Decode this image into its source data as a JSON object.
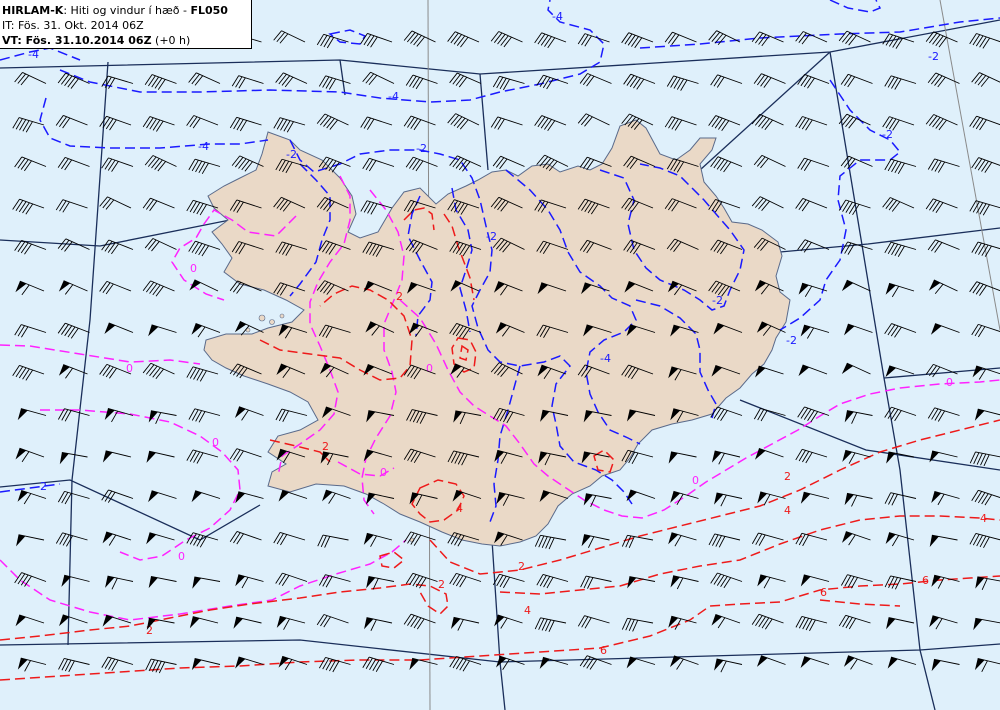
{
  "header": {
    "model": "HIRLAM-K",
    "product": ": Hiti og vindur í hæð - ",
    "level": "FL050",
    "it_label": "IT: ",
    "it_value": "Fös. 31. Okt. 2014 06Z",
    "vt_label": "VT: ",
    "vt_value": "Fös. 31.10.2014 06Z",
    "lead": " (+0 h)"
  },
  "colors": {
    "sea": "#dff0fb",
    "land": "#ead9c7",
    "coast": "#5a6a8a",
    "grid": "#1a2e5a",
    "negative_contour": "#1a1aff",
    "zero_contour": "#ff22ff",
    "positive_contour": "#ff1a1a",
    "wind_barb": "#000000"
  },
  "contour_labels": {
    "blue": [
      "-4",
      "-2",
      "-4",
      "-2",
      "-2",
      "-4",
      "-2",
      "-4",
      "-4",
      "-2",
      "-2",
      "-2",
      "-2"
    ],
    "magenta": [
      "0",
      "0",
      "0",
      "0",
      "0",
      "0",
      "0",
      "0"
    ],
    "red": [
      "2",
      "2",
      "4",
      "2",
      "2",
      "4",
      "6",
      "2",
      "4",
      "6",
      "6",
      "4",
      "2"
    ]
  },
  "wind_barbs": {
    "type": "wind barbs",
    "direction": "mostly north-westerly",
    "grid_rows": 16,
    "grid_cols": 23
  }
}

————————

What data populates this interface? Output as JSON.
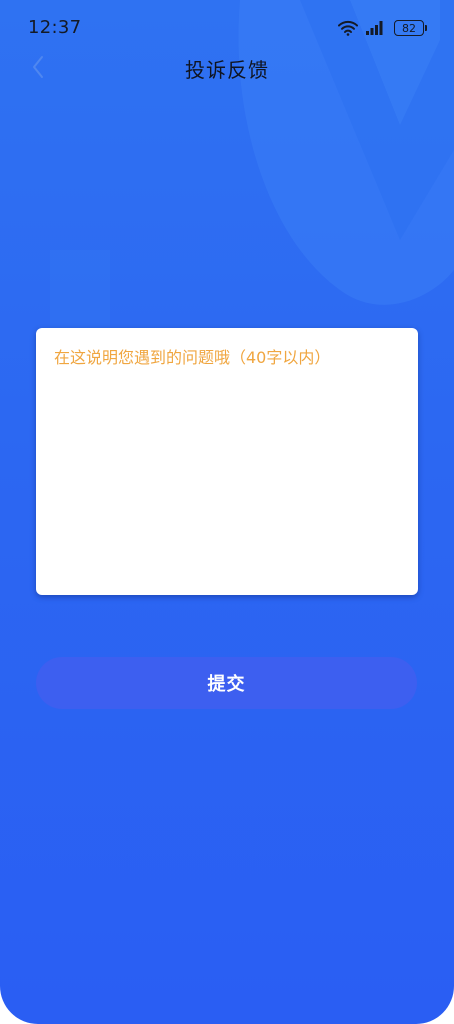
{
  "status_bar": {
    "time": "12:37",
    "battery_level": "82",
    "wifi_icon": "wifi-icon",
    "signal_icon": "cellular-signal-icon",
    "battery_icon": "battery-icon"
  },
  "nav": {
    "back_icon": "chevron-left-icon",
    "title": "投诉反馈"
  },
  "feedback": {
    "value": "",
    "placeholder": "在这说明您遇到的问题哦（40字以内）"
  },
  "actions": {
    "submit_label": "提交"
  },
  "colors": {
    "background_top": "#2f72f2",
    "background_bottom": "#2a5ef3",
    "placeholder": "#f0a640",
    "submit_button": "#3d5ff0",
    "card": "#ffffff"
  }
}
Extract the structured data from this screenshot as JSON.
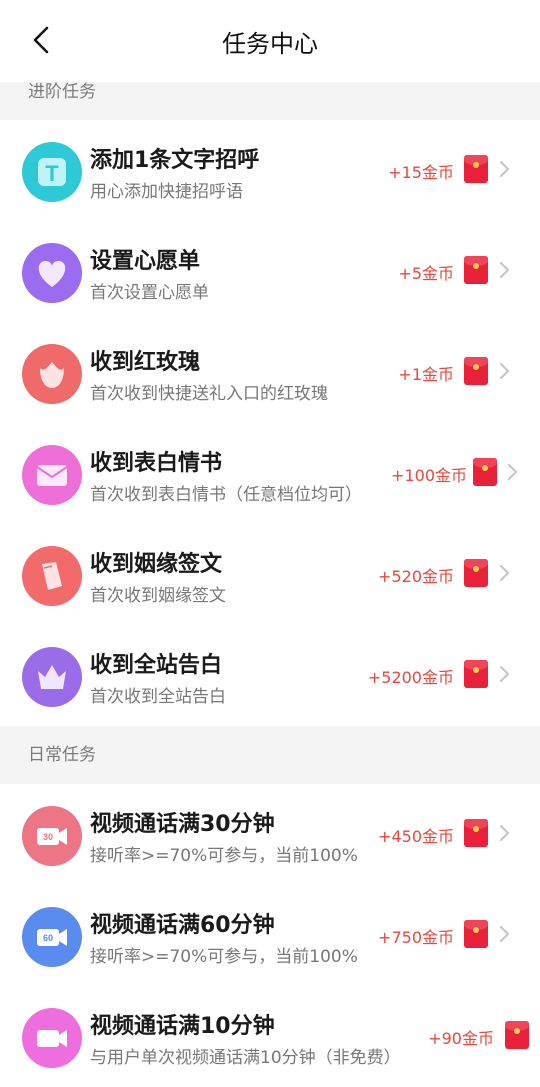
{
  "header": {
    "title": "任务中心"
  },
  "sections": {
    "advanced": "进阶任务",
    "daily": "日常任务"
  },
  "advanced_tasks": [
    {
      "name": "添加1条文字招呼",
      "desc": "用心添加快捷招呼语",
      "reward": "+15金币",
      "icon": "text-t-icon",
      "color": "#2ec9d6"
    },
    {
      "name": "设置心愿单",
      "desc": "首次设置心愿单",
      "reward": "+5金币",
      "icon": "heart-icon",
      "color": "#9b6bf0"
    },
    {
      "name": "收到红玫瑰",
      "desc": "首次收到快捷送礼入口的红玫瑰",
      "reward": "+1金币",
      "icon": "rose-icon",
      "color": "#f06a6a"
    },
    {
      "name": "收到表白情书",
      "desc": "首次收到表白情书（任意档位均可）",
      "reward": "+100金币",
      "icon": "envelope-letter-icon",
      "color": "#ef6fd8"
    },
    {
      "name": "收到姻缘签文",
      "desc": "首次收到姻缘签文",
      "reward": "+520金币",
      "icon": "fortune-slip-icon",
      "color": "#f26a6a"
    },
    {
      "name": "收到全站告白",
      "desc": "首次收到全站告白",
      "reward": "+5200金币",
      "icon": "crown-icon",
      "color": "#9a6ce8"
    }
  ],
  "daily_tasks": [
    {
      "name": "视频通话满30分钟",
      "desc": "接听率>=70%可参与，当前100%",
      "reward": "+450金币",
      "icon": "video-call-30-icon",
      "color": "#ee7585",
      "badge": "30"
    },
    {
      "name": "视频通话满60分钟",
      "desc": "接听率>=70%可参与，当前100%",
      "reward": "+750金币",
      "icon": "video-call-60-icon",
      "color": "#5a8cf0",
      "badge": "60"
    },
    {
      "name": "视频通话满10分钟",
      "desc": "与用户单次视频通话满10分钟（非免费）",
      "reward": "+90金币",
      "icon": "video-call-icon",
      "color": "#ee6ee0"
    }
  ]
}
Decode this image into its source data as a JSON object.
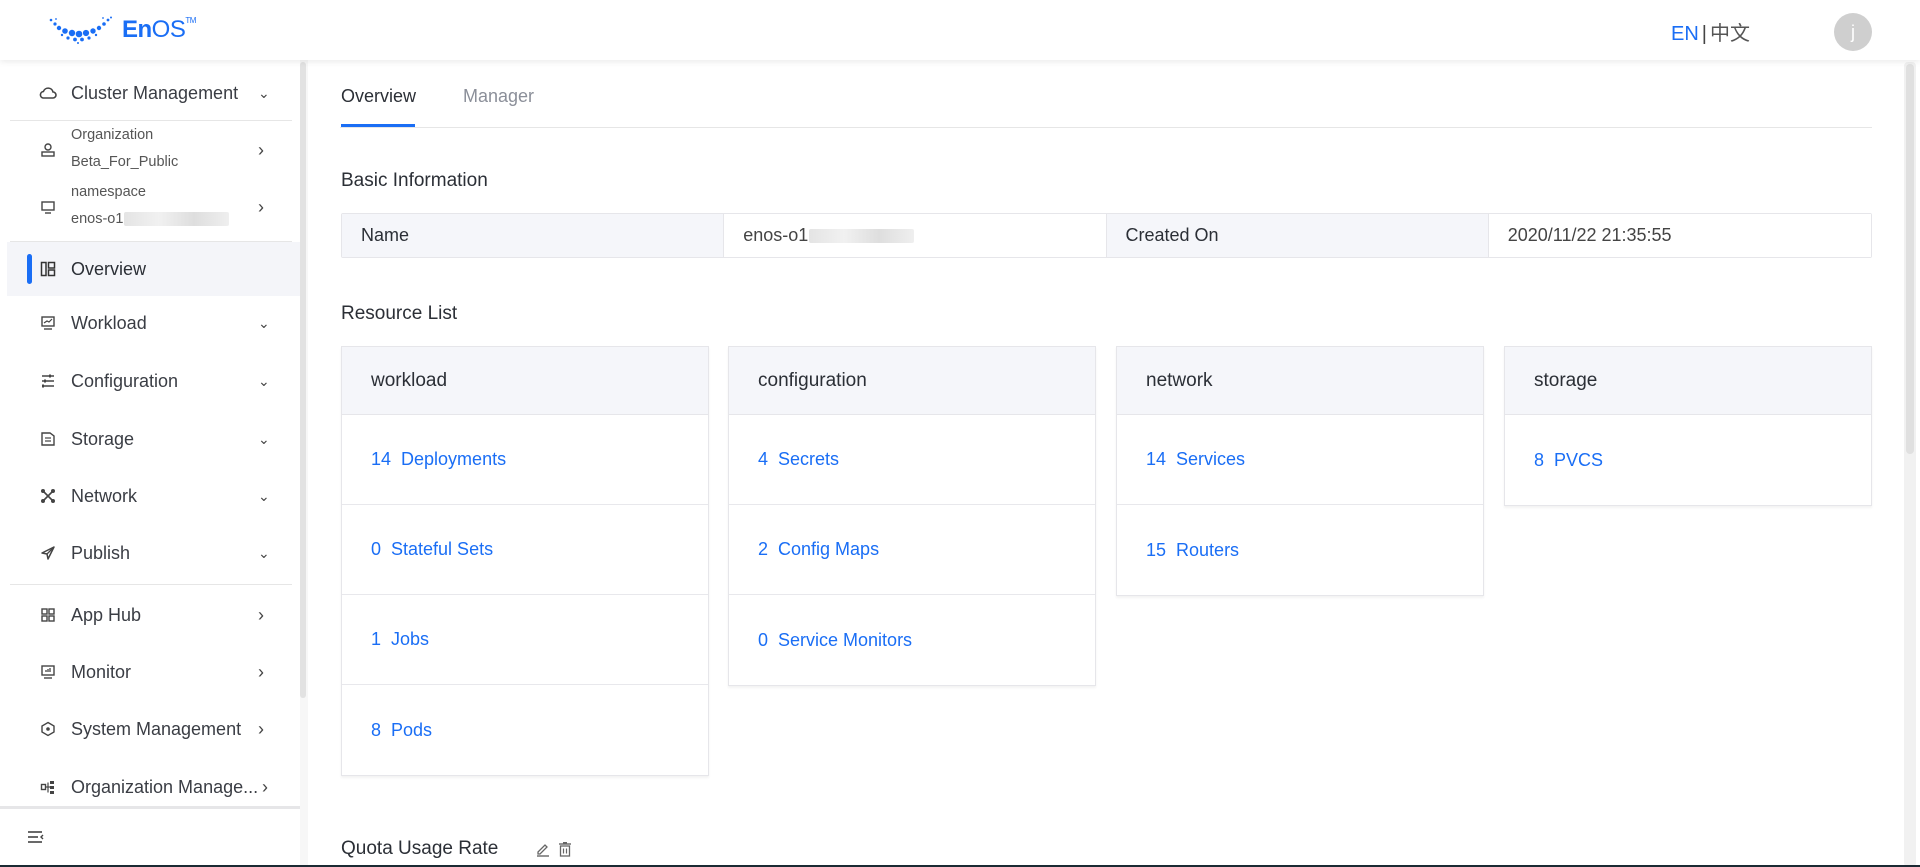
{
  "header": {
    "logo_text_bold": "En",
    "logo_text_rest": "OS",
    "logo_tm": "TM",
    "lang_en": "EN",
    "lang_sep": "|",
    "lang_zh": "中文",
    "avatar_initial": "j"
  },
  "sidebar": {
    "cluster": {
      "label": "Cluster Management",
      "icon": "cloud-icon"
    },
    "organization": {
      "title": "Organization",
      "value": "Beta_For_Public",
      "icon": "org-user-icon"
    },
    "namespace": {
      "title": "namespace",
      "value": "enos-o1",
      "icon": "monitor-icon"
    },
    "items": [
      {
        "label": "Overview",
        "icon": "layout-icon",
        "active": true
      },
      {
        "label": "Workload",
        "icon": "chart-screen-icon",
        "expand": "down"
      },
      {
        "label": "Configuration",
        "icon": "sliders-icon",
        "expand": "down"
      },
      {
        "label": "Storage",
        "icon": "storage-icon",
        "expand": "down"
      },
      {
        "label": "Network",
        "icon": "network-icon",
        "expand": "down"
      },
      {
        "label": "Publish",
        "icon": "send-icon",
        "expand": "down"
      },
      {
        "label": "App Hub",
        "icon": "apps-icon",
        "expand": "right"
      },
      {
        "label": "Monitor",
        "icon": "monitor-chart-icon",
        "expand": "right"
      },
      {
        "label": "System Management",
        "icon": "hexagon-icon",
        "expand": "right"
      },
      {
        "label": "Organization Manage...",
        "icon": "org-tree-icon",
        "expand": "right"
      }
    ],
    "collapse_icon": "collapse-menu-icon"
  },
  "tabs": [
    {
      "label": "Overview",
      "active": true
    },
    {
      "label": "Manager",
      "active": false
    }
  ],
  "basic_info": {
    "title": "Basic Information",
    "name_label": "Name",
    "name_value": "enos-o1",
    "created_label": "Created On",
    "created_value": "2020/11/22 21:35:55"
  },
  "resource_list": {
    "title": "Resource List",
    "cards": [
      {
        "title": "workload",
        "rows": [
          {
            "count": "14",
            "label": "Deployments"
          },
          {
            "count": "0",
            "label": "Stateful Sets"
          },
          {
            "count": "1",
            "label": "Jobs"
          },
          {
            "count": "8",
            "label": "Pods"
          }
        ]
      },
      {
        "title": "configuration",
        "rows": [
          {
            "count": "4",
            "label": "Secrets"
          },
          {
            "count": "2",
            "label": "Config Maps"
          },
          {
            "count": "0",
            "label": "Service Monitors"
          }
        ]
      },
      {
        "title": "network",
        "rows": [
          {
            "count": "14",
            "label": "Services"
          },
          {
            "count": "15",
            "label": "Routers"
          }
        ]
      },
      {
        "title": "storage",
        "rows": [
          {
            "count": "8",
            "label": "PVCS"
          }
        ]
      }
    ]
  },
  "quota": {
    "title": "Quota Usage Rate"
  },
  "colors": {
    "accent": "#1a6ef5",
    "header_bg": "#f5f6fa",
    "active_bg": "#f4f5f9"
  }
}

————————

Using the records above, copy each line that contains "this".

• **RESULT OF THE EXERCISE**:
Decode this image into its source data as a JSON object.
What data populates this interface? Output as JSON.
Extract the structured data from this screenshot as JSON.
Decode this image into its source data as a JSON object.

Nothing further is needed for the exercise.